comprendre les zones cardiaques

The 5 heart rate zones


You know your maximum heart rate, which you have measured in a field test, and you can calculate heart rate percentages for your sessions (e.g.: running for 45 minutes at between 70% and 75% HR) thanks to the Karvonen method. You now want to go further and understand what these heart rate percentages actually mean.

 

WARM UP/RECOVERY : 50 TO 60% HR

This means very moderate effort, which is ideal at the start of a session for warming up gently and at the end of the session for active recovery eliminating the waste products created by your muscles during exercise.

 

BASIC ENDURANCE: 60 TO 70% HR

After 20 to 40 minutes exercise in this zone, your muscles will start to break down your fat. This moderate effort allows you to sharpen but also improve your endurance on long sessions (over 1 hour 30 mins). In this zone you can run for an (almost) unlimited amount of time!

 

ACTIVE ENDURANCE: 70 TO 80% HR

The effort is sustained but your body can deliver sufficient oxygen to maintain this effort for a long time. Your muscles get used to more efficient consumption of the sugars present in muscle fibres. Thanks to this type of training you can maintain your fast pace (e.g.: 10 km competition pace) for a longer period. But this effort should not be maintainer for longer than 45 minutes at a time.

 

RESISTANCE : 80 TO 90% HR

In this zone your body can no longer supply sufficient oxygen to meet the demand from your muscles: this is the anaerobic threshold. Training that includes short, repeated effort in this zone allows you to improve your performance over a give distance (e.g.: your time for 10km). You will also learn to recover better after intense exercise.
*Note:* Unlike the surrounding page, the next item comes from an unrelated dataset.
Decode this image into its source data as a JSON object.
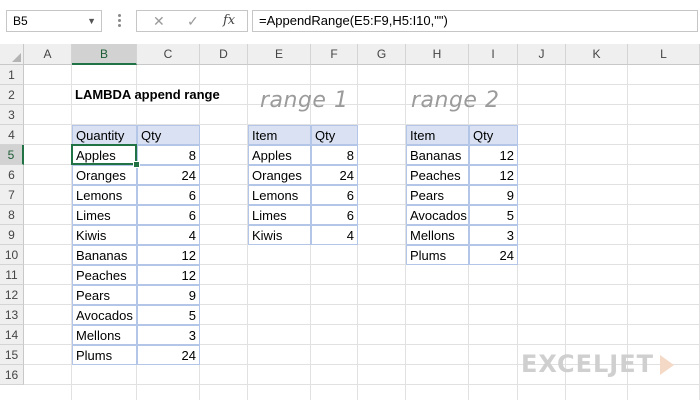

Each repetition in resistance training should not last loner than 5 minutes and total repetitions should not come to more than 45 minutes in total.

 

HARD RESISTANCE: > 90% HR

This zone means very intense effort. You should only work out in this zone in short, divided bursts repetitions of 15 seconds for 2 minutes). The benefits are close to those in the orange zone. But it also allows you to work on shorter exercise periods which are easier to manage for beginners.

 

%MHR or % HR?

Most training programmes still express intensities as a percentage of maximum heart rate (%MHR). But this calculation method is note reliable enough because maximum heart rate only falls with age unlike resting heart rate which falls with training. Indeed, both of these dimensions need to be taken into account and this is precisely the advantage of the Karvonen calculation method:

% HR = %(maxHR - RestingHR) + RestingHR

 

 

For effective training it is important to understand what you're doing. You now hold the keys to grasping what the heart rate percentages indicated on your training programme actually mean.

 

TOP OF PAGE